Since October 7, the powerful network of Iran-backed militias in Iraq have carried out 120 attacks on U.S. forces stationed in the country. In the previous year, there were dozens of such attacks. The recent escalation has led some in the U.S. to press for the withdrawal of these forces, whose stated purpose in the country is to stamp out the remnants of Islamic State and to prevent the group’s resurgence. William Roberts explains why doing so would be a mistake:

American withdrawal from Iraq would cement Iran’s influence and jeopardize our substantial investment into the stabilization of Iraq and the wider region, threatening U.S. national security. Critics of the U.S. military presence argue that [it] risks a regional escalation in the ongoing conflict between Israel and Iran. However, in the long term, the U.S. military has provided critical assistance to Iraq’s security forces while preventing the escalation of other regional conflicts, such as clashes between Turkey and Kurdish groups in northern Iraq and Syria.
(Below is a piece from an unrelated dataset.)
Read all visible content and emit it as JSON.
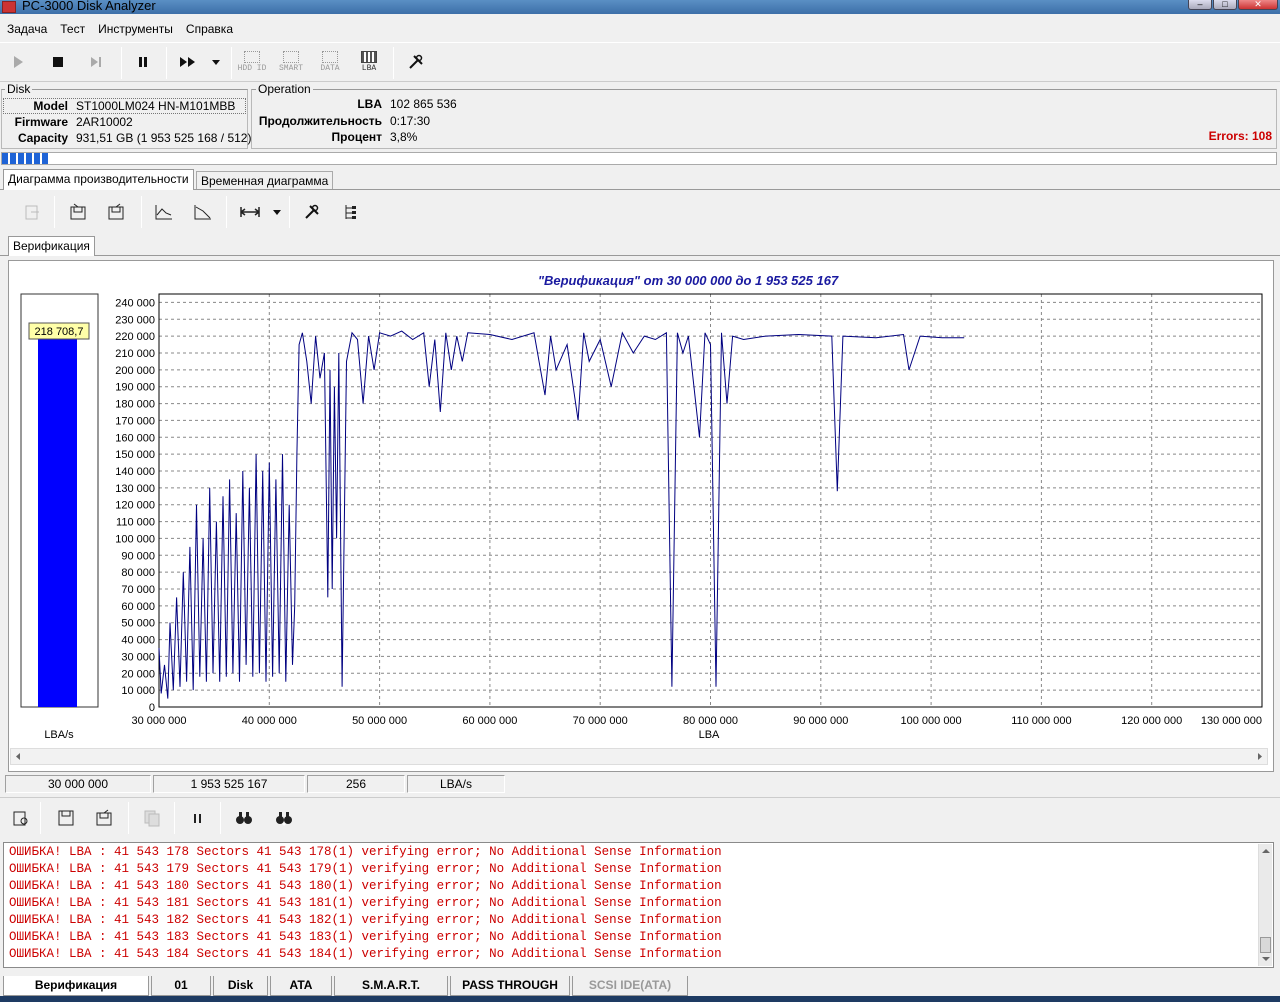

Ultimately, the only path forward to preserve a democratic, pluralistic, and sovereign Iraq is through engagement with the international community, especially the United States. Resisting Iran’s takeover will require the U.S. to draw international attention to the democratic backsliding in the country and to be present and engage continuously with Iraqi civil society in military and non-military matters. Surrendering Iraq to Iran’s agents would not only squander our substantial investment in Iraq’s stability; it would greatly increase Iran’s capability to threaten American interests in the Levant through its influence in Iraq, Syria, and Lebanon.

Read more at Providence

More about: Iran, Iraq, U.S. Foreign policy